Whether you prepare your roast in the oven or a crockpot really comes down to personal preference.
If you're heading to work for the day, a crockpot or slow cooker is a wonderful choice. For example, if you have a gas oven, it's hard to justify leaving it on while you're away. With a slow cooker, you don't have to worry as much about safety hazards. You can throw the ingredients together, place the pot on the low setting, and leave it on safely all day. Now dinner is ready when you arrive home!
However, some hold the opinion that oven preparation gives the roast a deep, rustic flavor that slow cookers do not. To be honest, a seasoned cast-iron dutch oven is hard to beat! So, if you're going to be home- or simply want it done faster- the oven method may be for you.
Do you cook pot roast covered or uncovered?
For best results, your pot roast should be covered while cooking. Doing so will help in heat retention. It will also preserve much-needed moisture so your dinner comes out tender and juicy. If you're using a baking dish that doesn't include a lid, aluminum foil works great, too. Plus, it's cheap!
Do you have to brown a pot roast before cooking?
While not required, browning your pot roast before cooking will definitely add an extra oomph of flavor. Firstly, this offers an opportunity to both pre-season and boost fat content via vegetable oil. Or, if you're really feeling bold, sear it in butter or bacon grease. Seriously- bacon makes everything better!
Exposure to high heat will caramelize the proteins and sugars in a process known as the Maillard reaction. This action adds a whole new depth in both texture and taste. It also makes the finished product look better aesthetically.
In our opinion, it's worth the tiny bit of additional time and effort in the end. After all, it's only one pan and maybe ten minutes of work!
Stick a meat thermometer in us because we're all cooked!
We've established that the best beef cuts for pot roast are chuck, brisket, and rump. Remember that although roasts get more tender as they simmer, you can still overcook them if you're not careful.
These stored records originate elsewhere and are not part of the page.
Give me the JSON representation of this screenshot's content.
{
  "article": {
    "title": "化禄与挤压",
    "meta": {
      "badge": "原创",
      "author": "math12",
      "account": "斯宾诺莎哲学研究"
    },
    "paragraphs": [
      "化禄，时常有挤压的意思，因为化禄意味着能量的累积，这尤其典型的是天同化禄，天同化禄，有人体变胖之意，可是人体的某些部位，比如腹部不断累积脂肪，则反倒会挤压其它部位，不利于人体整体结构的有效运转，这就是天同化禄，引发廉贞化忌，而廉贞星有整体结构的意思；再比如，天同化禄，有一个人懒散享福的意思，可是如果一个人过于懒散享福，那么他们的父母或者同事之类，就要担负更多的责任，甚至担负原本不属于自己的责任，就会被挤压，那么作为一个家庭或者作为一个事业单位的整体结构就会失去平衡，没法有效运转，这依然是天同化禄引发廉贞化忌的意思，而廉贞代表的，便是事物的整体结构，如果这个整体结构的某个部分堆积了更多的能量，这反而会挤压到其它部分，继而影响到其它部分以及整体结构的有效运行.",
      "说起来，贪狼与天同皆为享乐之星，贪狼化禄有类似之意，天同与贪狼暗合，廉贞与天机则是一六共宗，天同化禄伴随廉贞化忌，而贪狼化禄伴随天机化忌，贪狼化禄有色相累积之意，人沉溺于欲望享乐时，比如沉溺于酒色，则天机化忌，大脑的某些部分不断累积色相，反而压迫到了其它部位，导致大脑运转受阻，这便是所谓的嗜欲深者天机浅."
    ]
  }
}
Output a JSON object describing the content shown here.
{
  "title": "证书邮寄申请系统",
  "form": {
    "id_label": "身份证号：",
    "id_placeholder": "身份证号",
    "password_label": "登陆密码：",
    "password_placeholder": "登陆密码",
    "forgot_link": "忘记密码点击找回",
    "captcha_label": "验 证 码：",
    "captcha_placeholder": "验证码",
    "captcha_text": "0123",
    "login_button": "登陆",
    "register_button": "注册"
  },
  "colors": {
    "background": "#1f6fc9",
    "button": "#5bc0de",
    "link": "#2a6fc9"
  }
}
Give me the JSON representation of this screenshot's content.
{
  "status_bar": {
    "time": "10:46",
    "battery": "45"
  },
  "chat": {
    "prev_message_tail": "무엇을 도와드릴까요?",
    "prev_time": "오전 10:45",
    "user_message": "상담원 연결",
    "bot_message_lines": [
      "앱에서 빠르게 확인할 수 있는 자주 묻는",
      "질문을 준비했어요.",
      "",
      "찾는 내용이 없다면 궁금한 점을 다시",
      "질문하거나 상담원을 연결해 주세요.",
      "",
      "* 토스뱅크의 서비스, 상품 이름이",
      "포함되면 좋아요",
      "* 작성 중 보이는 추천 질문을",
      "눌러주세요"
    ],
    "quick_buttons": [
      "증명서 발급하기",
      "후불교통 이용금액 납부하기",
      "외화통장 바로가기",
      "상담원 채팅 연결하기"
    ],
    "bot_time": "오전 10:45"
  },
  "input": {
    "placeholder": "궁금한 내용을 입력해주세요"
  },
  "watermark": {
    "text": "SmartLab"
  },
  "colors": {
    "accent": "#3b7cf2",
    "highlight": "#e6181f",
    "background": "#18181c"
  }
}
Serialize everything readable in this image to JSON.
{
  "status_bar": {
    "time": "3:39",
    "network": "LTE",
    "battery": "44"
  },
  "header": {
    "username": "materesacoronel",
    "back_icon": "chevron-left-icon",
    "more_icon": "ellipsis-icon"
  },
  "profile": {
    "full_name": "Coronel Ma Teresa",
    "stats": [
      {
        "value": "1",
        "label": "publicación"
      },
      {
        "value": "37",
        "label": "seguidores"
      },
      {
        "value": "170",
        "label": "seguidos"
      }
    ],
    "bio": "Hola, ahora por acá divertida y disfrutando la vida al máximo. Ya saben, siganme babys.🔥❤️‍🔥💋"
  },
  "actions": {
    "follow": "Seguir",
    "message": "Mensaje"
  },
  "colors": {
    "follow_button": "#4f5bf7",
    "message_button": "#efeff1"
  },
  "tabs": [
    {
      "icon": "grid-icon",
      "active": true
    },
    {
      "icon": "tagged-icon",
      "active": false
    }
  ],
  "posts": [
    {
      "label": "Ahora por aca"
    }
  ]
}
For yummy results, brown the meat first and use the exact amount of liquid specified in your recipe. Whether you stick it in the oven or toss it in the crockpot, you're going to have a satisfying dinner!